* _What the task asks_:
Whenever a line carries the word "images", pull it out of the entries.
*** Opening of Information shown ***
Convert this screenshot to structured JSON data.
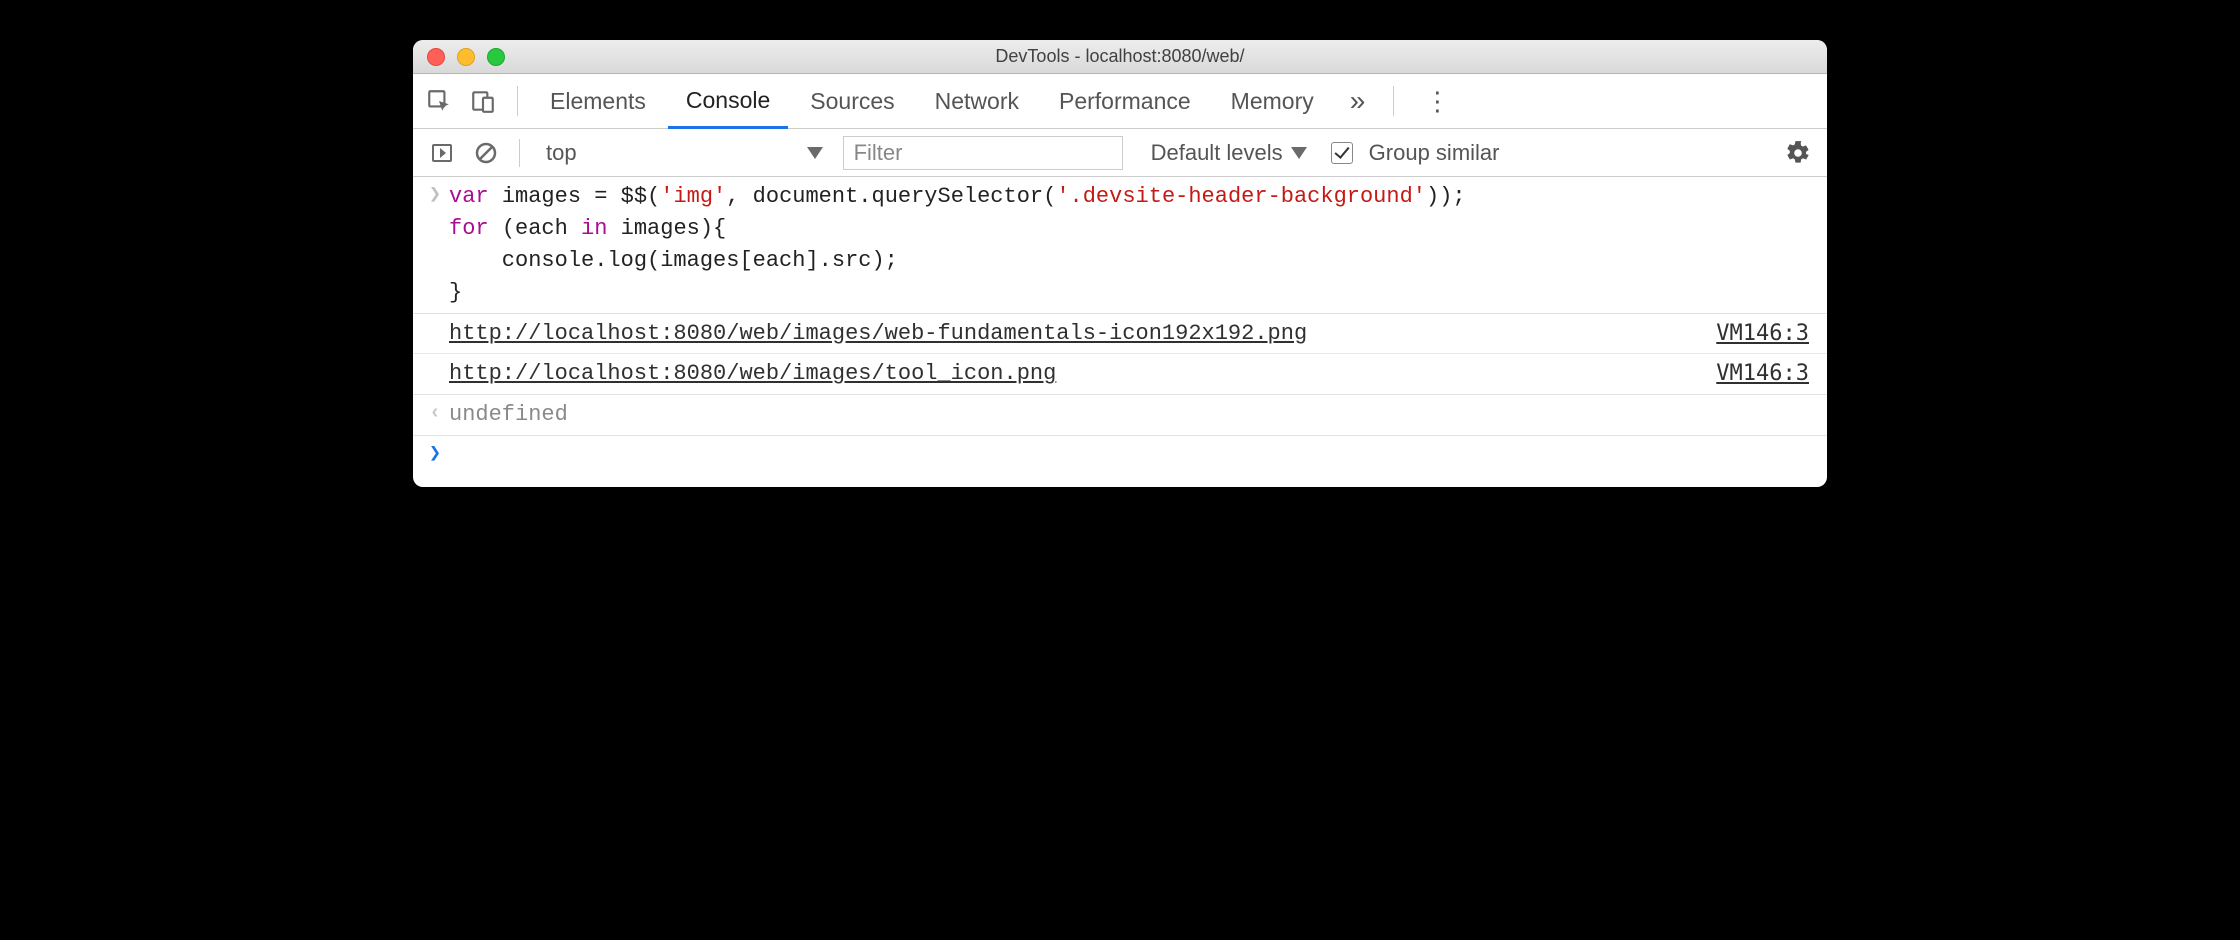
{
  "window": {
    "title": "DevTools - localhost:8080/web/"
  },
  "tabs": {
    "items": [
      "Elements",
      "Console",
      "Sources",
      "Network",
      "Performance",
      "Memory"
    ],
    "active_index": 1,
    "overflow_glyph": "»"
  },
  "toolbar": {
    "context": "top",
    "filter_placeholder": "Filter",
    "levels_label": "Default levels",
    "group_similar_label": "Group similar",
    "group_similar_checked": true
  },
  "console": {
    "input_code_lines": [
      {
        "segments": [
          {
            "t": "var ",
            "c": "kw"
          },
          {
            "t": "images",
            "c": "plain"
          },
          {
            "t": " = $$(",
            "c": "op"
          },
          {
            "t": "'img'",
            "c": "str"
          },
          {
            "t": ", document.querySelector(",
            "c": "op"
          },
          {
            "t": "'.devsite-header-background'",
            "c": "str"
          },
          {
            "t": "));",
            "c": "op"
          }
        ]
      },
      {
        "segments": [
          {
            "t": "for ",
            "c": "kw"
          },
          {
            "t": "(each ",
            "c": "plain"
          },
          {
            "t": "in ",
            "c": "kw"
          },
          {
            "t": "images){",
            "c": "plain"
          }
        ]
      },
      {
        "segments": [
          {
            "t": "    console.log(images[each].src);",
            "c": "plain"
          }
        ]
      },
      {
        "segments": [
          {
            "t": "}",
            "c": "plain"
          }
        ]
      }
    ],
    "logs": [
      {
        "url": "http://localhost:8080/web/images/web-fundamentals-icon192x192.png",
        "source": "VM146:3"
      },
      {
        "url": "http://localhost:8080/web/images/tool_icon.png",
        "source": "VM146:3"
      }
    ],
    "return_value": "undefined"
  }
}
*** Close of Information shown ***
* _Exercise response_:
            "t": "images",
            "t": "images){",
            "t": "    console.log(images[each].src);",
        "url": "http://localhost:8080/web/images/web-fundamentals-icon192x192.png",
        "url": "http://localhost:8080/web/images/tool_icon.png",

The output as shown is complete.